@JDM: I too am in the architectural design world, like @Duarte Farrajota Ramos, and specifically I specialise in 3D modeling and BIM based parametric design workflows.
The major reason that a least square or best fit optimization wouldn't work in our field boils down to the frequent difference between what is drawn, modeled or specified and what ends up being actually constructed.
Though we all try to account for reasonable levels of uncertainty and measurement tolerances in our initial designs, there are huge random exigencies factors once construction begins.
Whether it's multiple design areas (e.g. architectural, structural, mechanical, plumbing) not quite coordinating their designs so that there are conflicts, or actual trades in the field either not following drawings or having to adjust due to existing conditions being not quite as assumed, or measured, or depicted by survey, or even a general contractor pressuring a client to substitute building elements or entire systems from those specified to another, cheaper alternative, there are often all kinds of mismatches between as-designed dimensions and as constructed measurements.
As a result, if we were to assign a logic-based approach to coping with dimensional uncertainty, it would be most likely to fail, rather than to succeed, as the only way it would be able to correctly account for all the various factors would be for someone to both quantify these AND to input them into such a system; at the moment that system is called a designer, or an architect.

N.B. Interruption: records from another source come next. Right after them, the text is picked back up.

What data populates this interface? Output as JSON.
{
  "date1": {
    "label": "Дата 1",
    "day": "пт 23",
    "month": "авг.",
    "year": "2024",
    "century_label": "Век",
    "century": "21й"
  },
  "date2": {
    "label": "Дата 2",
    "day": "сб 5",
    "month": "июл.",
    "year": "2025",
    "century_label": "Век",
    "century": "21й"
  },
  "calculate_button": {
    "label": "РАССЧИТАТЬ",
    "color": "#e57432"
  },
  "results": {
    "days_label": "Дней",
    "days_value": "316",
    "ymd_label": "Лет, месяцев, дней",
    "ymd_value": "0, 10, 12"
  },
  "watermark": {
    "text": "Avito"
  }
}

Additionally, given that you're looking at existing conditions, you must bear in mind that all such building systems shift and change over time, and depending upon the materials used, often in radically noncontiguous ways - so your wall-to-wall corner angles are most likely not 90°, nor the wall-to-floor angles, and in most cases very few of your floors are actually horizontal, nor in fact are they likely to be truly planar.
From the design perspective, the correct answer is to produce individual elements whose production dimensions slightly exceed the expected conditions, and which combine into an adjustable system rather than a monolithic assembly which is dimensionally fixed, and then when installing said system (or replacing existing elements) you note where the dimensions say V.I.F. (Verify In Field) and where necessary, cut elements to measure.
Heck, depending upon the construction system used in your apartment, and the climate, humidity and season where you are, even if your dimensions were PERFECT when initially measured, they might subsequently be significantly off some months later when you were ready to install your new elements.